▶ To do: Your answer must be every line of the data that holds the string "color".

▶ Input data:
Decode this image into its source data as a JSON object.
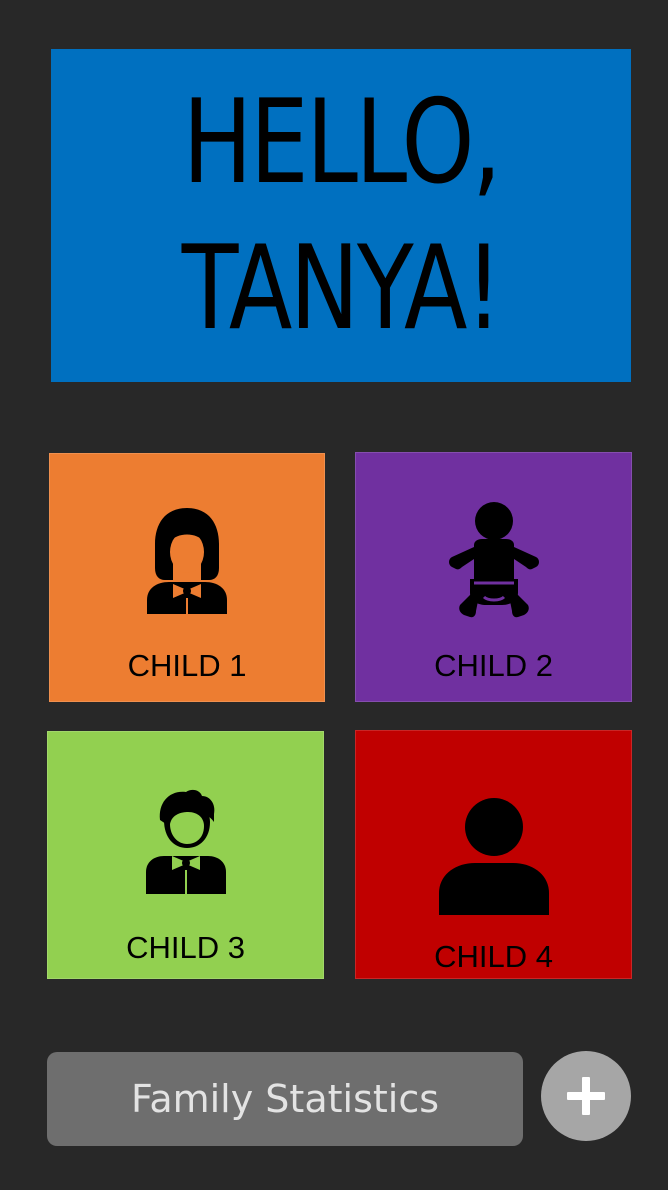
{
  "greeting": {
    "line1": "HELLO,",
    "line2": "TANYA!",
    "color": "#0070C0"
  },
  "children": [
    {
      "label": "CHILD 1",
      "icon": "girl-icon",
      "color": "#ED7D31"
    },
    {
      "label": "CHILD 2",
      "icon": "baby-icon",
      "color": "#7030A0"
    },
    {
      "label": "CHILD 3",
      "icon": "boy-icon",
      "color": "#92D050"
    },
    {
      "label": "CHILD 4",
      "icon": "person-icon",
      "color": "#C00000"
    }
  ],
  "footer": {
    "stats_label": "Family Statistics",
    "add_icon": "plus-icon"
  }
}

▶ Answer box:
    "color": "#0070C0"
      "color": "#ED7D31"
      "color": "#7030A0"
      "color": "#92D050"
      "color": "#C00000"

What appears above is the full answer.